Big questions demand boldly drawn characters. Zadie Smith's aren't heroic, just real: warm, funny, misguided, and entirely familiar. Reading their conversations is like eavesdropping. Even a simple exchange between Alsana and Clara about their pregnancies has a comical ring of truth: "A woman has to have the private things--a husband needn't be involved in body business, in a lady's... parts." And the men, of course, have their own involvement in bodily functions:
The deal was this: on January 1, 1980, like a New Year dieter who gives up cheese on the condition that he can have chocolate, Samad gave up masturbation so that he might drink. It was a deal, a business proposition, that he had made with God: Samad being the party of the first part, God being the sleeping partner. And since that day Samad had enjoyed relative spiritual peace and many a frothy Guinness with Archibald Jones; he had even developed the habit of taking his last gulp looking up at the sky like a Christian, thinking: I'm basically a good man.Not all of White Teeth is so amusingly carnal. The mixed blessings of assimilation, for example, are an ongoing torture for Samad as he watches his sons grow up. "They have both lost their way," he grumbles. "Strayed so far from what I had intended for them. No doubt they will both marry white women called Sheila and put me in an early grave." These classic immigrant fears--of dilution and disappearance--are no laughing matter. But in the end, they're exactly what gives White Teeth its lasting power and undeniable bite. --Eithne Farry --This text refers to an out of print or unavailable edition of this title.

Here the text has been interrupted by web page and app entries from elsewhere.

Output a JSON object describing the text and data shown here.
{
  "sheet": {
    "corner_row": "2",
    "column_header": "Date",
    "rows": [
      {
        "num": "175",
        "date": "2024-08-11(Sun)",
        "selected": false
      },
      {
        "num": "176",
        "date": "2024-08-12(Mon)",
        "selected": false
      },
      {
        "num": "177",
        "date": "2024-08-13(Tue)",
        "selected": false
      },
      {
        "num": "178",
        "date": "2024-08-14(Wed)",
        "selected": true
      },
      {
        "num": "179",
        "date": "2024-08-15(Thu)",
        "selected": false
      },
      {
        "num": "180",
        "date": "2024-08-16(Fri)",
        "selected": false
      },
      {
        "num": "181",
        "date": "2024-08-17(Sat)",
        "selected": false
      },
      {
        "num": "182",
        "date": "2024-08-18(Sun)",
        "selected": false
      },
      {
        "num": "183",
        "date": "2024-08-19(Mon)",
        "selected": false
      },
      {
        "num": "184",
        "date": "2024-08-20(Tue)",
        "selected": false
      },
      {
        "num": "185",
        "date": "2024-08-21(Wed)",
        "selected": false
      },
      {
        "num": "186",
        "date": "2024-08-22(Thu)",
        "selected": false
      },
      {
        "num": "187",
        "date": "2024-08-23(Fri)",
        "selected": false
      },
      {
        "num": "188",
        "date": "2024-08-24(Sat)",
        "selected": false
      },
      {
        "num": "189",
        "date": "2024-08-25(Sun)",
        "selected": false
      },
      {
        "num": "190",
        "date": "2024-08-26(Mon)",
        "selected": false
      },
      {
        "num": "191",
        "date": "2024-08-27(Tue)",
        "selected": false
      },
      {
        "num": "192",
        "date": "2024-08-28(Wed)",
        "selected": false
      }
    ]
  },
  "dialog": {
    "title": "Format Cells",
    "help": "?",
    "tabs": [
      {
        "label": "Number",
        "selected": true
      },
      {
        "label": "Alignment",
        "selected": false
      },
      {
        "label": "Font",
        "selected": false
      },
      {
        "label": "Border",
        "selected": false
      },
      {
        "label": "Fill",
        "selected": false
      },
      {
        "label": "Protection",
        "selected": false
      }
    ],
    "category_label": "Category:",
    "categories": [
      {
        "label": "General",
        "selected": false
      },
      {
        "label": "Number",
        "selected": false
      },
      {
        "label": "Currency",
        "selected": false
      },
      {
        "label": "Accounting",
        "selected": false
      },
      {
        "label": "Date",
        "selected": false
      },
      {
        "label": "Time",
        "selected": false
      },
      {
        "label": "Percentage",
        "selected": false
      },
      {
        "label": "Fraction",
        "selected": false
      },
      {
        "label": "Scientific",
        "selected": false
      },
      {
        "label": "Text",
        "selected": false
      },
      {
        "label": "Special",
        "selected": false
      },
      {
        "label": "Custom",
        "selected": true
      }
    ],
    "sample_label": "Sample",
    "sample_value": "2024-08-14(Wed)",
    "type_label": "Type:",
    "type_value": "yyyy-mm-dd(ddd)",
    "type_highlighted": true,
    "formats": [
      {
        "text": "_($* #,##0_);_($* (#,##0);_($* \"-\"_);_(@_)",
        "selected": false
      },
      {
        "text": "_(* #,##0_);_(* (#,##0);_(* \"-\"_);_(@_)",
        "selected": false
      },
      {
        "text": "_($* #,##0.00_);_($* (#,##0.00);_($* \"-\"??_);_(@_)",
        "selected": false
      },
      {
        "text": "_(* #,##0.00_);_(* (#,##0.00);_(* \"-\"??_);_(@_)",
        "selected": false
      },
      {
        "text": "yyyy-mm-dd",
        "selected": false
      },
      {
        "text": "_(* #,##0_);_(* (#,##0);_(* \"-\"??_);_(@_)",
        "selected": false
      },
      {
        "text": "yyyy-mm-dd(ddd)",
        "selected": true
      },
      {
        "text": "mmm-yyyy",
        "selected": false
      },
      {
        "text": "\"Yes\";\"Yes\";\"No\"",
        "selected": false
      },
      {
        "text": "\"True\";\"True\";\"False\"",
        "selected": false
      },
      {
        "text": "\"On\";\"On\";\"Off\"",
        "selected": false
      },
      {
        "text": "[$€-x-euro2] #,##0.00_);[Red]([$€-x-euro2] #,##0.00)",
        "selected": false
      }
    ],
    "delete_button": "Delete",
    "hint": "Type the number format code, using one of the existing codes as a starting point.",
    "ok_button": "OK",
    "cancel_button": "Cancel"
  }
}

It's a well written never ending collection of stories. Very funny and entertaining but at the same time annoyingly unreadable. Read morePublished 18 days ago by skincarelove
fascinating and brilliant writing. Much depth in very unusual characters.Published 1 month ago by eve B. Goldschmidt
This book is hit and miss for me. Lots of really great poignant pieces of writing and also a ton of extraneous information, while, well written, adds nothing to the story. Read morePublished 1 month ago by Amazon Customer
This story started out promising but actually became something I plodded through. The ending was then way too fast, almost a cut-off. Very disappointed.Published 2 months ago by Amazon Customer
I expected a better novel from Zadie Smith. I had to drag myself to finish it, just to say I had read it. Read morePublished 2 months ago by J Cather Weaver
There is much humor in this complex story about the challenges mixed races face in daily living. The pace of the book is steady but keeps one's interest because you cannot possibly... Read morePublished 2 months ago by Abigail